When choosing a beauty school program, you should always investigate the program’s structure and design to make sure it is a good fit for you. Some schools focus on traditional methods and techniques, while others incorporate all-natural products and the most cutting edge techniques.
It’s a good idea to ask about a school’s philosophy and worldview to see if it meshes with your own ideas and the type of clients you expect to work with.
Some of the questions you might ask when exploring a beauty school include:
What is the class size/student-teacher ratio? You may prefer a smaller class size that allows for more personal interactions with instructors and other students.
What is the course curriculum? You should make sure the course curriculum blends well with your career goals.
Does the program offer practical business skills? Most beauty professionals benefit from the integration of business classes, such as management and marketing, as many salon professionals work as independent contractors, freelancers, or business owners.
Does the program offer exam preparation? Most programs offer exam prep courses that will prepare you for the licensing examinations your state requires.
What is the school’s relationship with the industry? A beauty college that employs instructors who have industry contacts or are still active in their field may provide you with better professional opportunities when you graduate.
Does the school offer a student salon? You may feel that a full-service student salon is critical, since it will allow you to begin practicing on clients in a real-world setting.
Choosing a beauty school that is accredited often ensures it offers programs that meet the minimum requirements for a license and a curriculum that is in line with today’s dynamic beauty industry.
Three of the largest accrediting bodies for beauty schools in the U.S. include:
- Accrediting Commission of Career Schools and Colleges (ACCSS): Accredits more than 800 academic institutions that more than 250,000 students attend.
- The Council on Occupational Education (COE): Serves as a regional accrediting agency of the Southern Association of Colleges and Schools and is the successor agency to the Commission on Occupational Education Institutions.

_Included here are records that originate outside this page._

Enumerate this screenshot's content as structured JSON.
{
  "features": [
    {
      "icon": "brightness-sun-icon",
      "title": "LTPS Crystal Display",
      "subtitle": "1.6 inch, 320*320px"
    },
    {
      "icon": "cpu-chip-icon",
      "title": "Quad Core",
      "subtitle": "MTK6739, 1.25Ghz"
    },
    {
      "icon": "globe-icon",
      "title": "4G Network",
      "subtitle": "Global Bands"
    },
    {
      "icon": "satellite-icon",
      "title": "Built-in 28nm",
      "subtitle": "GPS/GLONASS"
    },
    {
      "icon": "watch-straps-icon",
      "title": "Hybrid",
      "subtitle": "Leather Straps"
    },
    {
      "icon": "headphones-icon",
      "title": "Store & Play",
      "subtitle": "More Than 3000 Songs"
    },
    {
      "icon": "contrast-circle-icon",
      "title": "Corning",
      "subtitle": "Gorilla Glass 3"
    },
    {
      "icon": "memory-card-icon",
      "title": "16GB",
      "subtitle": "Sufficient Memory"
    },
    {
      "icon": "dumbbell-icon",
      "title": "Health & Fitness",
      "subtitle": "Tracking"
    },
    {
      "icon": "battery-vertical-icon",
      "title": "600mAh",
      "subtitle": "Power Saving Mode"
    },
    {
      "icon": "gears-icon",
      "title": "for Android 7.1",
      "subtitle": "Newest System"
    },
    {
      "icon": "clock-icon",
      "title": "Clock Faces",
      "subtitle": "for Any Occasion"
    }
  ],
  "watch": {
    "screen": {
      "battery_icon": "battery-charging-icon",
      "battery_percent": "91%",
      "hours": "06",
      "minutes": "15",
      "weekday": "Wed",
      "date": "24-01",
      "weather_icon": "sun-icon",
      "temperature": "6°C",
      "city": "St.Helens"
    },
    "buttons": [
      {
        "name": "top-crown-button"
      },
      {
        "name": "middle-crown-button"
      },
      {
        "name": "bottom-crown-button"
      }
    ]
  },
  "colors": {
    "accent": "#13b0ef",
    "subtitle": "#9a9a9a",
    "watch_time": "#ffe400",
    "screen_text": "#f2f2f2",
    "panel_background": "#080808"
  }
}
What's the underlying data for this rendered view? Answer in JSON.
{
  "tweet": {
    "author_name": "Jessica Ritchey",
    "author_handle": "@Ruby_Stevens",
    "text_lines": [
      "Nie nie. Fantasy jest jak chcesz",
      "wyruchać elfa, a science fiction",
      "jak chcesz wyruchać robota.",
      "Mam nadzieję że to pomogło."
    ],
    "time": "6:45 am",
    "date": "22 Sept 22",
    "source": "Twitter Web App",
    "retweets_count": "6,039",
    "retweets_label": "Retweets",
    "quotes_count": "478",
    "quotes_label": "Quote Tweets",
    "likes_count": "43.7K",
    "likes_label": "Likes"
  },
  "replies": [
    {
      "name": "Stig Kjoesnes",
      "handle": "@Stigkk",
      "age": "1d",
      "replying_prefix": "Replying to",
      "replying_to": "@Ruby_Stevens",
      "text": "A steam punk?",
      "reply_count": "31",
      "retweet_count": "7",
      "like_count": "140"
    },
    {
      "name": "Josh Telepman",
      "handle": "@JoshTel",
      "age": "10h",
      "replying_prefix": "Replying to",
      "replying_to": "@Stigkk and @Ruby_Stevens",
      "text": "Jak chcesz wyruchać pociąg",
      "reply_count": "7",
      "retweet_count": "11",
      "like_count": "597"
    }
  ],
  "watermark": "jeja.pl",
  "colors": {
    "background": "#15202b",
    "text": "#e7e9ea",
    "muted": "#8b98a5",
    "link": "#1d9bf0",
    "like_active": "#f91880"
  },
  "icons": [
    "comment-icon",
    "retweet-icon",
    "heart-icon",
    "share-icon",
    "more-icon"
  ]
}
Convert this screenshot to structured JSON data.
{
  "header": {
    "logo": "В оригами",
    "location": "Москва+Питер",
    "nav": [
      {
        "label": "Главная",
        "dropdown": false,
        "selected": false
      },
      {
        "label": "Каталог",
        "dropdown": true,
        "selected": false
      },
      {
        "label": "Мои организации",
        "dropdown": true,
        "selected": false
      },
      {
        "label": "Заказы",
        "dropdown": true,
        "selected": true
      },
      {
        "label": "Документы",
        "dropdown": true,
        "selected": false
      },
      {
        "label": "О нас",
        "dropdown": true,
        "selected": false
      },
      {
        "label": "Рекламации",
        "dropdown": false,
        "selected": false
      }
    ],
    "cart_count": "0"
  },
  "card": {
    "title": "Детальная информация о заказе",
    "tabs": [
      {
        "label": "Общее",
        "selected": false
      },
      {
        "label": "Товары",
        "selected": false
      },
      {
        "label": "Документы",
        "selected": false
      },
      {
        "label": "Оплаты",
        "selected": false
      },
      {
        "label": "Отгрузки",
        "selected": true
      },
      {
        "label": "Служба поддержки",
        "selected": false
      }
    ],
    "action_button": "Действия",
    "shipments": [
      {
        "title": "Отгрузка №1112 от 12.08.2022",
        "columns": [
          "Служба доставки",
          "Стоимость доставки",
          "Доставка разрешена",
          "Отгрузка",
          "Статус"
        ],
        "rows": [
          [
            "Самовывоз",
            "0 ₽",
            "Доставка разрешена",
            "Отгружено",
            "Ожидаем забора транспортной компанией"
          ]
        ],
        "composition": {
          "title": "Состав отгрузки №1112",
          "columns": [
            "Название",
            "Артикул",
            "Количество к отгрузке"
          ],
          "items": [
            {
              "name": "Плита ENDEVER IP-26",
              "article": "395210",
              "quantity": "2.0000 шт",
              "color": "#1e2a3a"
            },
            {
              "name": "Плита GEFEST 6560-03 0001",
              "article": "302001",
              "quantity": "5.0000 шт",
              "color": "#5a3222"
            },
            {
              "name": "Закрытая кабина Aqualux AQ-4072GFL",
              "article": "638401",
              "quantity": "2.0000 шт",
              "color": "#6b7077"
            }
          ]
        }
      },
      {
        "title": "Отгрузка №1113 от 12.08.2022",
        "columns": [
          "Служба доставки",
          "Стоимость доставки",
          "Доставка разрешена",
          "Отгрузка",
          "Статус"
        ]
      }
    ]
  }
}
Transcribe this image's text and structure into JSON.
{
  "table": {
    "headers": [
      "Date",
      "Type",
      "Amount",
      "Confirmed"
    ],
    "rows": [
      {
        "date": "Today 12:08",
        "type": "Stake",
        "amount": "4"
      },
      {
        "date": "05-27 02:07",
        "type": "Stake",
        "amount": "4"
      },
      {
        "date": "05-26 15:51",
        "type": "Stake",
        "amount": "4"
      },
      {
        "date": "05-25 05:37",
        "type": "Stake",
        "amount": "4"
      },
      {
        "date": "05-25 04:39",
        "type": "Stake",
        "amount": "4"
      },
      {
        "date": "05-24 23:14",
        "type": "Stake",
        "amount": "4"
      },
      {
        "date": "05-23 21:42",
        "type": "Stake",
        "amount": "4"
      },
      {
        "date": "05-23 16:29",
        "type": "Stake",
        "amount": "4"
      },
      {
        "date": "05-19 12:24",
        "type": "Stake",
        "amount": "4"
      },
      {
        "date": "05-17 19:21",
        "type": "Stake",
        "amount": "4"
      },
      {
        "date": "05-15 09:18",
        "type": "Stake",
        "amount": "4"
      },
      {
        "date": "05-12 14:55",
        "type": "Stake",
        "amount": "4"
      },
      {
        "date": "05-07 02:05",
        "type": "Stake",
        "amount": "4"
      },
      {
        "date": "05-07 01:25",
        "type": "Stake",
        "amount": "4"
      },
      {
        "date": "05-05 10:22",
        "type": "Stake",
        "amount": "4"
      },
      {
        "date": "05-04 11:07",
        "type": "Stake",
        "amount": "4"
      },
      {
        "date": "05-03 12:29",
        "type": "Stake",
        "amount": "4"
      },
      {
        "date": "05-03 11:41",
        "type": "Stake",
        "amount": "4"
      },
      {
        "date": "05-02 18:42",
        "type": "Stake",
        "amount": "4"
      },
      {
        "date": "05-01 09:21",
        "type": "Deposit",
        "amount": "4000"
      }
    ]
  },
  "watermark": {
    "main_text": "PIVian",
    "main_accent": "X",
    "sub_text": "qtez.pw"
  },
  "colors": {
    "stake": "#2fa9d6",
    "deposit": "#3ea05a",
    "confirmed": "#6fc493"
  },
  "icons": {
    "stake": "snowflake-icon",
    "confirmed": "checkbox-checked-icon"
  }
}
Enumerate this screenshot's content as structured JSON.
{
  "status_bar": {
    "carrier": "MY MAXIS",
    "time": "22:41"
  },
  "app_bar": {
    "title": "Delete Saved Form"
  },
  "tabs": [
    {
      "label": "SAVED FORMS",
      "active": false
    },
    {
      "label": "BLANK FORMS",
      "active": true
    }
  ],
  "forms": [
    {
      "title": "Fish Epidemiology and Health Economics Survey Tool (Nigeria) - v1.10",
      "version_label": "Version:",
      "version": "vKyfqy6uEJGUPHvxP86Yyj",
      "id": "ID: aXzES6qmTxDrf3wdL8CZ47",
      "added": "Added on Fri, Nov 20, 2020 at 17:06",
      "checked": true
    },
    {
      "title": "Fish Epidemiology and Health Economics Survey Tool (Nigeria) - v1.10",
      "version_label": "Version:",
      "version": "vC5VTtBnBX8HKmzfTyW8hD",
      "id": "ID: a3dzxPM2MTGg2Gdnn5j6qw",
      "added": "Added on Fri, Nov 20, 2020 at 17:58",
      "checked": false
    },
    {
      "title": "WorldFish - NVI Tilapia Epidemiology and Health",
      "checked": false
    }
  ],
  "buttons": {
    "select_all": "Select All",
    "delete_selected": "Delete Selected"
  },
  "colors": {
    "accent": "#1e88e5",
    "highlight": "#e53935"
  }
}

- National Accrediting Commission of Career Arts and Sciences (NACCAS): Serves as an autonomous, independent accrediting commission and is recognized by the U.S. Department of Education. The NACCAS accredits more than 1,500 institutions that serve more than 120,000 students.
What to Expect from Beauty School
Smaller, private beauty schools are perhaps the most well-known, although beauty programs can also be found in junior schools, vocational schools, and even some colleges and universities. A number of beauty school programs are now offered online, allowing today’s busy students to enjoy a more flexible schedule through distance learning that involves all the same instruction and practical training, but performed on manikins from the comfort of home.
Beauty school will provide you with both classroom and practical study, with many now boasting state-of-the-art salons where you can practice your budding skills on real clients.
Some beauty schools offer such interesting features as flexible program schedules, including accelerated programs and part-time programs. They also offer instruction from industry experts and top names in beauty, as well as mentors that will guide you throughout the program, and even as you start your career.
Depending on your chosen area of study, beauty school can take anywhere from a few weeks to more than a year to complete. A comprehensive cosmetology program, which generally ranges from 1,600 to 2,100 practice hours, may take between 9 and 18 months to complete. An abbreviated program in esthetics typically takes about half as long, while a nail technician program may take just a month or two.
Many beauty schools now offer dual programs for students interested in being licensed in two or more specialties. For example, a beauty school may offer a dual esthetician/massage therapy program. A larger beauty college may offer a wide array of programs for various specialties, while smaller beauty schools may focus on just one area of specialty. For example, it is quite common to find beauty schools that focus only on esthetics or makeup artistry. Dedicated barbering schools are also commonplace.